Last Sunday I preached on Philippians 2:5-10 here at Immanuel Church Lospalos. It’s an ancient Christian hymn that talks about the humanity and humility of God in Jesus Christ. It speaks of God in Christ “emptying” himself of divine power and taking the form of a slave — an abused and rejected person — yet one unwavering in faithfulness to the Word. This, I said, is what Immanuel means for us today in Lospalos. God in Christ does not scorn, despise or ignore the suffering of the Timorese people, but enters it fully. That in itself is good news. God humbles himself to be with and for those the world despises and rejects. But for me, it’s not enough to say to people,“God is with you in your suffering”, and that’s not the only aspect of the good news of the gospel.

Karl Barth has a great reflection on the gospel news of “God with us.” He affirms it as the center of the gospel message: Christ is the enfleshed form of God’s radical commitment to humanity. That in and of itself is reason enough that something like healthcare should be a priority. But then Barth goes on to talk about how the claim “God with us” has a counterpart: “We with God.” That is, through the good news of “God with us” we are:

“…directly summoned…lifted up…awakened to our truest being as life and act…we are set in motion by the fact that God has made himself our peacemaker and the giver and gift of our salvation. By it we are made free for God…and our humanity is established.”  Church Dogmatics Volume IV, 1 (014)

Related to that, in the sermon Sunday I shared the story of Saint Bakhita. Bakhita was a Sudanese slave who was captured by Arab slave traders at age 8 while collecting firewood. Following that she lived a miserable, suffering life for 12 years under several different masters until a man who was the Italian consulate to Sudan bought her. He treated her with respect and eventually she herself asked to return to Italy with him. There she reportedly encountered a crucifix for the first time and was mesmerized by it. On seeing it, one story goes, she said, “Who is that?” Needless to say, she immediately “got” the message of the gospel.   Bakhita was “…lifted up…directly summoned, awakened and set in motion.” What happened to her is a witness to the liberating power of the gospel. Her humanity, dignity and truest sense of self was affirmed and she spent the next 50 years as a Catholic Sister serving the poor in Italy.

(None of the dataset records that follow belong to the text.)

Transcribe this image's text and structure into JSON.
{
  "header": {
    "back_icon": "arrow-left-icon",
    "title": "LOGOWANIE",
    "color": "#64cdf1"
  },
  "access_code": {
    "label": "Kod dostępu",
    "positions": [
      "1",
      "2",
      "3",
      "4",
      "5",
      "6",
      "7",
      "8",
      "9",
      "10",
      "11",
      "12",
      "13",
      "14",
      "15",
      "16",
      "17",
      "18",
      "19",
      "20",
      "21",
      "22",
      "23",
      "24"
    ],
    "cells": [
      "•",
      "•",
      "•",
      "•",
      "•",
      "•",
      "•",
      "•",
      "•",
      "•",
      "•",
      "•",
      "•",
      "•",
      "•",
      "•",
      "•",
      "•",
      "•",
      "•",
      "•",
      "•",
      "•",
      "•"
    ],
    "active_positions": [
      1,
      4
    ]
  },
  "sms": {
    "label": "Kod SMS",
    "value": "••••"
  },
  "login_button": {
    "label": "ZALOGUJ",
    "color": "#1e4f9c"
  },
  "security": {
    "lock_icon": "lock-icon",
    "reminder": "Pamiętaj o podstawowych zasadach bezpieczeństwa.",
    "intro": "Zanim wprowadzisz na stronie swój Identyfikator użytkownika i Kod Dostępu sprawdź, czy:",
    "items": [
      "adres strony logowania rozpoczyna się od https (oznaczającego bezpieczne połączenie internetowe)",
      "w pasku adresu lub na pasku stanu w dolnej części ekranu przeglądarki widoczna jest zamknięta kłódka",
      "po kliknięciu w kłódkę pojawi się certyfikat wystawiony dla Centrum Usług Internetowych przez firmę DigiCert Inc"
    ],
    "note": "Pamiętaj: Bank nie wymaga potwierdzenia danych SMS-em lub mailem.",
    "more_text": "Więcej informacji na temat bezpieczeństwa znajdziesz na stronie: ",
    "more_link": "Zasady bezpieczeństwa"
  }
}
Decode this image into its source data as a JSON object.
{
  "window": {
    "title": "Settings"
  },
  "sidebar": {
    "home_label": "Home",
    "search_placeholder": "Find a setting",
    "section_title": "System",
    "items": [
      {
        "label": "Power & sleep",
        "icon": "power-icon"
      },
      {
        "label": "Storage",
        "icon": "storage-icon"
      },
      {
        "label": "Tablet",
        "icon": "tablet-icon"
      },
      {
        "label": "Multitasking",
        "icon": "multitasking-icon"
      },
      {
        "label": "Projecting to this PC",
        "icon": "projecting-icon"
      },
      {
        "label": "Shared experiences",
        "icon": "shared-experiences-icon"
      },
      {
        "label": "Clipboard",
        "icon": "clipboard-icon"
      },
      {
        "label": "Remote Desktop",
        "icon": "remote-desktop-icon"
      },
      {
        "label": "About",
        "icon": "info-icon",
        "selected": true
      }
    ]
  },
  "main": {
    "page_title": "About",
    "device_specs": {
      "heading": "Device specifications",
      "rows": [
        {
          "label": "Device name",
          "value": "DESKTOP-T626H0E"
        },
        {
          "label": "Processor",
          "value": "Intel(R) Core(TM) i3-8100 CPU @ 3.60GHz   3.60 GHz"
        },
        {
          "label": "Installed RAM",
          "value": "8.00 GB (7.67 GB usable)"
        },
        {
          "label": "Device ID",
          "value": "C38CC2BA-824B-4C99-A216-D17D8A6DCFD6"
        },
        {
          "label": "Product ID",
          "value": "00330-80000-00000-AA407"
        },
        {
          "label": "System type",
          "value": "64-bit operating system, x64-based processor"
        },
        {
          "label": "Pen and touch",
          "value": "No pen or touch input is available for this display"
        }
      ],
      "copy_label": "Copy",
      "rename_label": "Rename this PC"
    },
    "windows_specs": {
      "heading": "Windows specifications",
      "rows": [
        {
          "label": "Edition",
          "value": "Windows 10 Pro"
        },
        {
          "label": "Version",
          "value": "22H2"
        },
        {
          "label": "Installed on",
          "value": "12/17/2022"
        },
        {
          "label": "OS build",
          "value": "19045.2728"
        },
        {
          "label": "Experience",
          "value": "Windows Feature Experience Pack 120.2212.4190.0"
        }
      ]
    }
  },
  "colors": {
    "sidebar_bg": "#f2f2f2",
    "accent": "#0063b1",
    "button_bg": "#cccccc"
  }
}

Similar stories could be told about slaves in America. Although their masters often mis-used the Bible to further oppress them, some slaves learned to read the Bible themselves. And when they did, they too heard the news about “God with us” and they too said, “We with God!” They made it into songs and stories and shared it because they knew it wasn’t an empty promise, a churchy doctrine or an abstract idea, but a reality that empowered bold action for freedom.

The latter days of Lent are, I think, a good time to reflect on the physical realities of life. One way to do that is by remembering that “God in the flesh” looks forward to “God on the cross;” realities that will not allow us to create a false separation between the spiritual and physical or dismiss something like healthcare as a low priority.

In Christian faith the physical body is not “just a shell” as gnostic spirituality was (and is!) inclined to think. And the conviction “I believe in the resurrection of the body” is not pie-in-the-sky or only about the future. It is, like the entire Creed, an affirmation of the goodness of the created world and the gift of physical life. Therefore healthcare cannot be only a privilege for the wealthy. It is a human right for all people in all places undergirded by the humanity of God in Jesus Christ.